A power outage lasting as little as 1/50 of a second can set off circumstances that could prevent I.T. equipment from functioning for up to 15 minutes. When an onsite power outage causes data loss, it is irreparable.
Compared to conventional data storage techniques, data centers are also more secure. The issues and risks related to data loss are getting worse.
Modern storage systems, servers, and network devices contain components that are so tiny that they struggle and malfunction under power settings that older technology could withstand with ease. A data center offers dependable storage with none of the issues associated with portable technology.
According to some experts, the U.S. economy suffers losses of $200 billion to $570 billion annually due to power outages and other disruptions. Data centers eliminate part of this loss.

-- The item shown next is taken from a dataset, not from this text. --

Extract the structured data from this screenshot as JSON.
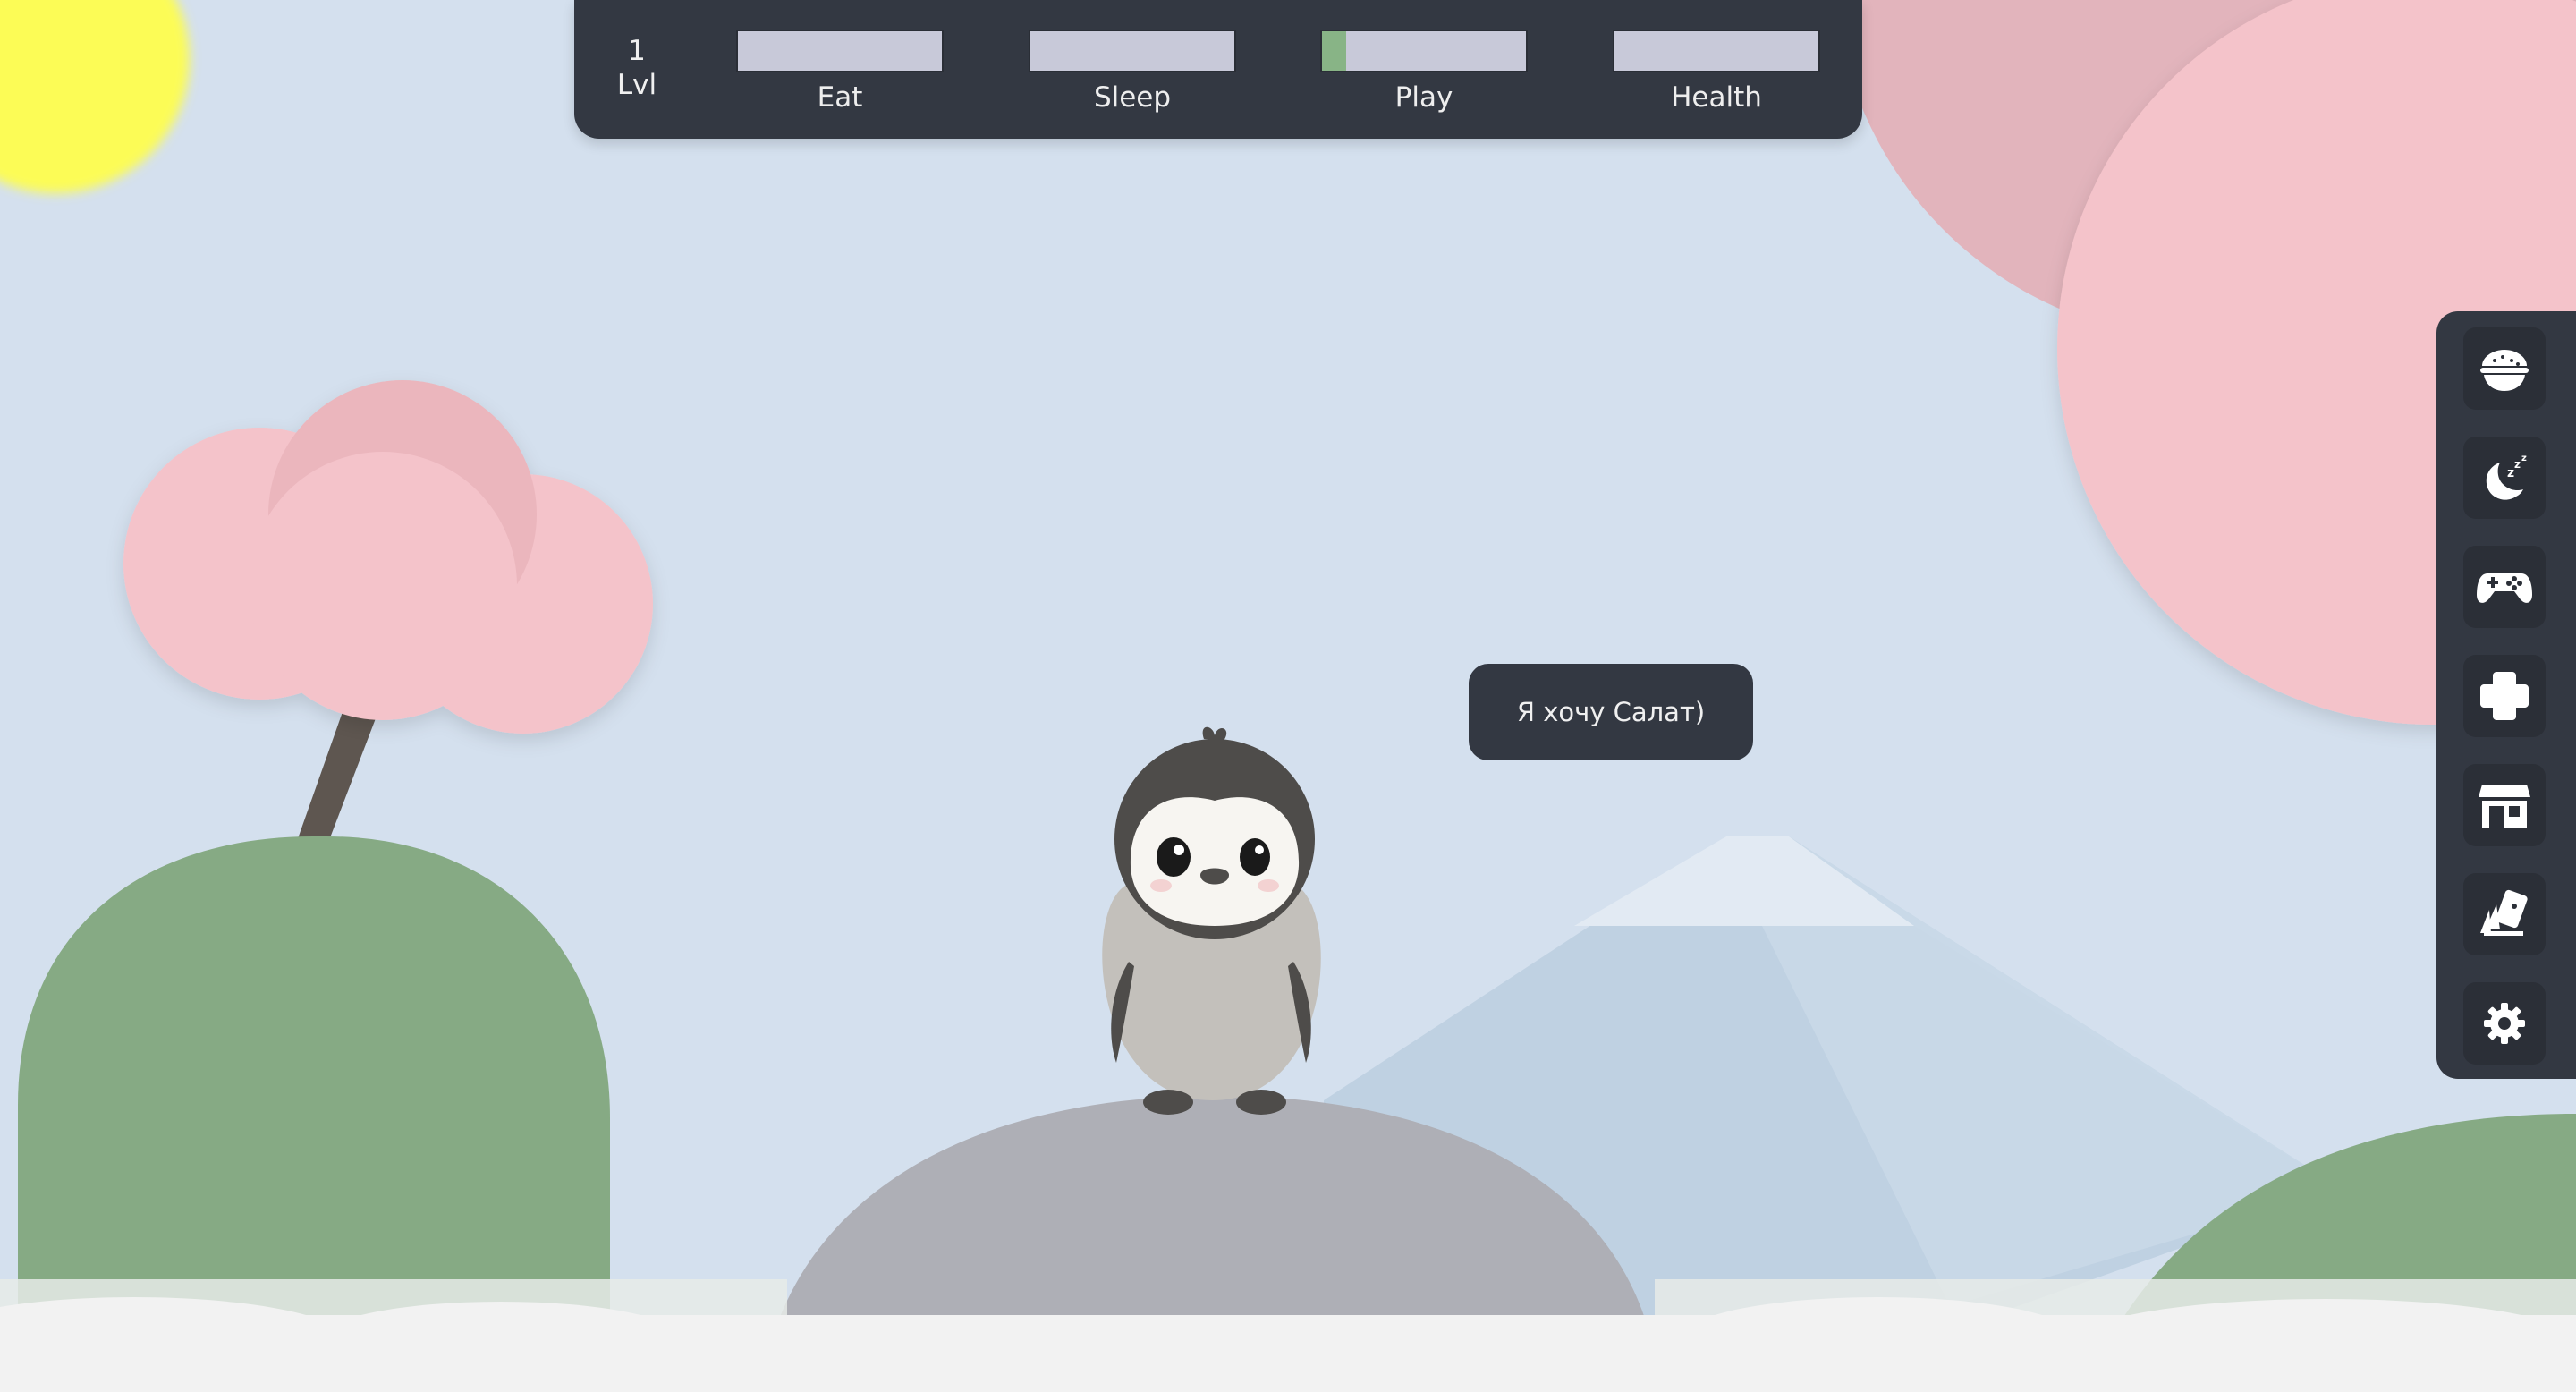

They use a mechanism that can survive poor power circumstances, unlike generators and surge suppressors. Generating and maintaining generators and flash suppressors consume a lot of energy.
Additionally, they are not impervious to power surges and other electrical annoyances. These elements contribute to the excessive rise in power prices.
Power and cooling expenses have dramatically risen in recent years. The goal of data center management should be maximum availability while minimizing power consumption.
Read more on: Optimising Data Center Airflow
Highly efficient, Uninterrupted Power Supply Systems can aid in achieving this. Products that weren’t even possible a few years ago are now readily available.
According to the law, electrical power can vary significantly enough to pose serious issues for I.T. equipment. Current U.S. standards state that under complete specifications, the voltage can legally range between 5.7% to 8.3%.
As a result, utility services that advertise 208 volts may legitimately deliver voltages between 191 and 220 volts. A data center eliminates the ambiguity surrounding power levels with stringent regulations and monitoring procedures.
Utility electricity isn’t always clean, either. Public utilities are frequently employed to provide major hubs even if businesses use their power source. The fact that so many businesses use the same electricity grid slows I.T. operations.
Data centers privatize power to ensure that only one company is connected to each grid, resulting in paramount technological speed and functioning advantages for businesses that use them.